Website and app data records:
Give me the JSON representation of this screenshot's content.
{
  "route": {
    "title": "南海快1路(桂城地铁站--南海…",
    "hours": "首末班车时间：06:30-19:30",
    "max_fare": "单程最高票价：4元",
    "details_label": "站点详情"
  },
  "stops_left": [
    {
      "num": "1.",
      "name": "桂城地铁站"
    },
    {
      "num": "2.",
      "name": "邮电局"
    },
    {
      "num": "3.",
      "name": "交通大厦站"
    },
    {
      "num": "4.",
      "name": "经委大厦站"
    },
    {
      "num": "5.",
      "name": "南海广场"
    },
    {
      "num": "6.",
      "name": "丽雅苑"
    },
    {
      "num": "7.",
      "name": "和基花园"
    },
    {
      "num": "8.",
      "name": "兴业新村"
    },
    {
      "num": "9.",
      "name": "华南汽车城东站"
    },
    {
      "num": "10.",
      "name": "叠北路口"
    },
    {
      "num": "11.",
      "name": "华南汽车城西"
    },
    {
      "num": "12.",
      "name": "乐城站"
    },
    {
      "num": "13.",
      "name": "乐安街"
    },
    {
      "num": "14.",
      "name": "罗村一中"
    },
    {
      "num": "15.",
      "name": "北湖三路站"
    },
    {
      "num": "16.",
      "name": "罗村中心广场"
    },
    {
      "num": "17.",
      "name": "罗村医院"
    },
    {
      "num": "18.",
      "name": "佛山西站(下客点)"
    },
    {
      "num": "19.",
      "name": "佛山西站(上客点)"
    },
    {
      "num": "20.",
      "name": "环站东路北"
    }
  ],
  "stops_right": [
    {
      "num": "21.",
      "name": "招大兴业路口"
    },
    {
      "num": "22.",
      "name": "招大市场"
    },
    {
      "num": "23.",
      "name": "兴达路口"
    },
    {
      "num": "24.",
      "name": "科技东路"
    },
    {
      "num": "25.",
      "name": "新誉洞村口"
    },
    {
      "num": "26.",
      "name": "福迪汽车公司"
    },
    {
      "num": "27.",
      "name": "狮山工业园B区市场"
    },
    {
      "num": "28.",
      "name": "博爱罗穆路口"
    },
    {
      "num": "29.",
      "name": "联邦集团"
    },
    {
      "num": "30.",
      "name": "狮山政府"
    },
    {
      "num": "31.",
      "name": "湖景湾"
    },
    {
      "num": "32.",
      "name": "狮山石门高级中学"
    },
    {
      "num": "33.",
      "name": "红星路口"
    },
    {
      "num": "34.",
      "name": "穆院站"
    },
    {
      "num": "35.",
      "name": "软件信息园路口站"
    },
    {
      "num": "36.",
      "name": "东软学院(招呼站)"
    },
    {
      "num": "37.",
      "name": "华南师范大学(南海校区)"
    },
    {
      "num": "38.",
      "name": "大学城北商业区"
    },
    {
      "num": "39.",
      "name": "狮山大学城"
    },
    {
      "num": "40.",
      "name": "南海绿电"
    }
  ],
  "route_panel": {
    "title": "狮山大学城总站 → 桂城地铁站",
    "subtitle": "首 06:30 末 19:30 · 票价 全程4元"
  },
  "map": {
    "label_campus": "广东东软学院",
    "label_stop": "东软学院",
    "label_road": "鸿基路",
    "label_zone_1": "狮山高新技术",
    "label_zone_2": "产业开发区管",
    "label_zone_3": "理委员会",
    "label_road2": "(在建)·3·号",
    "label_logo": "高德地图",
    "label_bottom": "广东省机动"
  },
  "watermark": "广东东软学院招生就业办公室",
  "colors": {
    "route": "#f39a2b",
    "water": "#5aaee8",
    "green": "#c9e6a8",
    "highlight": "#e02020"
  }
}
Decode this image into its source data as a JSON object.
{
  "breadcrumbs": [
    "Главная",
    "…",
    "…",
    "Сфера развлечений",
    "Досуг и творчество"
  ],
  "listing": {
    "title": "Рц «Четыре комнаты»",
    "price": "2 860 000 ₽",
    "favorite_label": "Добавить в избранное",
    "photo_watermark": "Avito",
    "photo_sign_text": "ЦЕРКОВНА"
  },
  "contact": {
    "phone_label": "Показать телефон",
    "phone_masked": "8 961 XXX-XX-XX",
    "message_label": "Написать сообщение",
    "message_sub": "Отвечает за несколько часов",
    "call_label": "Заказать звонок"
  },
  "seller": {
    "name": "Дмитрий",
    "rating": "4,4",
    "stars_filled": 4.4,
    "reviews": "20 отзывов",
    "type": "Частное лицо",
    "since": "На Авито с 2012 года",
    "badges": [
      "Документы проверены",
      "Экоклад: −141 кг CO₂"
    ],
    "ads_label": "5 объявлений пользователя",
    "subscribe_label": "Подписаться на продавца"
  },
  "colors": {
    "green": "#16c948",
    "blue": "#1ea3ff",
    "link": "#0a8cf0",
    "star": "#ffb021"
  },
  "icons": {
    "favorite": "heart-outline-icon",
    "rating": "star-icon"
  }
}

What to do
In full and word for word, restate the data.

Answer to the exercise
Give me the JSON representation of this screenshot's content.
{
  "route": {
    "title": "南海快1路(桂城地铁站--南海…",
    "hours": "首末班车时间：06:30-19:30",
    "max_fare": "单程最高票价：4元",
    "details_label": "站点详情"
  },
  "stops_left": [
    {
      "num": "1.",
      "name": "桂城地铁站"
    },
    {
      "num": "2.",
      "name": "邮电局"
    },
    {
      "num": "3.",
      "name": "交通大厦站"
    },
    {
      "num": "4.",
      "name": "经委大厦站"
    },
    {
      "num": "5.",
      "name": "南海广场"
    },
    {
      "num": "6.",
      "name": "丽雅苑"
    },
    {
      "num": "7.",
      "name": "和基花园"
    },
    {
      "num": "8.",
      "name": "兴业新村"
    },
    {
      "num": "9.",
      "name": "华南汽车城东站"
    },
    {
      "num": "10.",
      "name": "叠北路口"
    },
    {
      "num": "11.",
      "name": "华南汽车城西"
    },
    {
      "num": "12.",
      "name": "乐城站"
    },
    {
      "num": "13.",
      "name": "乐安街"
    },
    {
      "num": "14.",
      "name": "罗村一中"
    },
    {
      "num": "15.",
      "name": "北湖三路站"
    },
    {
      "num": "16.",
      "name": "罗村中心广场"
    },
    {
      "num": "17.",
      "name": "罗村医院"
    },
    {
      "num": "18.",
      "name": "佛山西站(下客点)"
    },
    {
      "num": "19.",
      "name": "佛山西站(上客点)"
    },
    {
      "num": "20.",
      "name": "环站东路北"
    }
  ],
  "stops_right": [
    {
      "num": "21.",
      "name": "招大兴业路口"
    },
    {
      "num": "22.",
      "name": "招大市场"
    },
    {
      "num": "23.",
      "name": "兴达路口"
    },
    {
      "num": "24.",
      "name": "科技东路"
    },
    {
      "num": "25.",
      "name": "新誉洞村口"
    },
    {
      "num": "26.",
      "name": "福迪汽车公司"
    },
    {
      "num": "27.",
      "name": "狮山工业园B区市场"
    },
    {
      "num": "28.",
      "name": "博爱罗穆路口"
    },
    {
      "num": "29.",
      "name": "联邦集团"
    },
    {
      "num": "30.",
      "name": "狮山政府"
    },
    {
      "num": "31.",
      "name": "湖景湾"
    },
    {
      "num": "32.",
      "name": "狮山石门高级中学"
    },
    {
      "num": "33.",
      "name": "红星路口"
    },
    {
      "num": "34.",
      "name": "穆院站"
    },
    {
      "num": "35.",
      "name": "软件信息园路口站"
    },
    {
      "num": "36.",
      "name": "东软学院(招呼站)"
    },
    {
      "num": "37.",
      "name": "华南师范大学(南海校区)"
    },
    {
      "num": "38.",
      "name": "大学城北商业区"
    },
    {
      "num": "39.",
      "name": "狮山大学城"
    },
    {
      "num": "40.",
      "name": "南海绿电"
    }
  ],
  "route_panel": {
    "title": "狮山大学城总站 → 桂城地铁站",
    "subtitle": "首 06:30 末 19:30 · 票价 全程4元"
  },
  "map": {
    "label_campus": "广东东软学院",
    "label_stop": "东软学院",
    "label_road": "鸿基路",
    "label_zone_1": "狮山高新技术",
    "label_zone_2": "产业开发区管",
    "label_zone_3": "理委员会",
    "label_road2": "(在建)·3·号",
    "label_logo": "高德地图",
    "label_bottom": "广东省机动"
  },
  "watermark": "广东东软学院招生就业办公室",
  "colors": {
    "route": "#f39a2b",
    "water": "#5aaee8",
    "green": "#c9e6a8",
    "highlight": "#e02020"
  }
}
Decode this image into its source data as a JSON object.
{
  "breadcrumbs": [
    "Главная",
    "…",
    "…",
    "Сфера развлечений",
    "Досуг и творчество"
  ],
  "listing": {
    "title": "Рц «Четыре комнаты»",
    "price": "2 860 000 ₽",
    "favorite_label": "Добавить в избранное",
    "photo_watermark": "Avito",
    "photo_sign_text": "ЦЕРКОВНА"
  },
  "contact": {
    "phone_label": "Показать телефон",
    "phone_masked": "8 961 XXX-XX-XX",
    "message_label": "Написать сообщение",
    "message_sub": "Отвечает за несколько часов",
    "call_label": "Заказать звонок"
  },
  "seller": {
    "name": "Дмитрий",
    "rating": "4,4",
    "stars_filled": 4.4,
    "reviews": "20 отзывов",
    "type": "Частное лицо",
    "since": "На Авито с 2012 года",
    "badges": [
      "Документы проверены",
      "Экоклад: −141 кг CO₂"
    ],
    "ads_label": "5 объявлений пользователя",
    "subscribe_label": "Подписаться на продавца"
  },
  "colors": {
    "green": "#16c948",
    "blue": "#1ea3ff",
    "link": "#0a8cf0",
    "star": "#ffb021"
  },
  "icons": {
    "favorite": "heart-outline-icon",
    "rating": "star-icon"
  }
}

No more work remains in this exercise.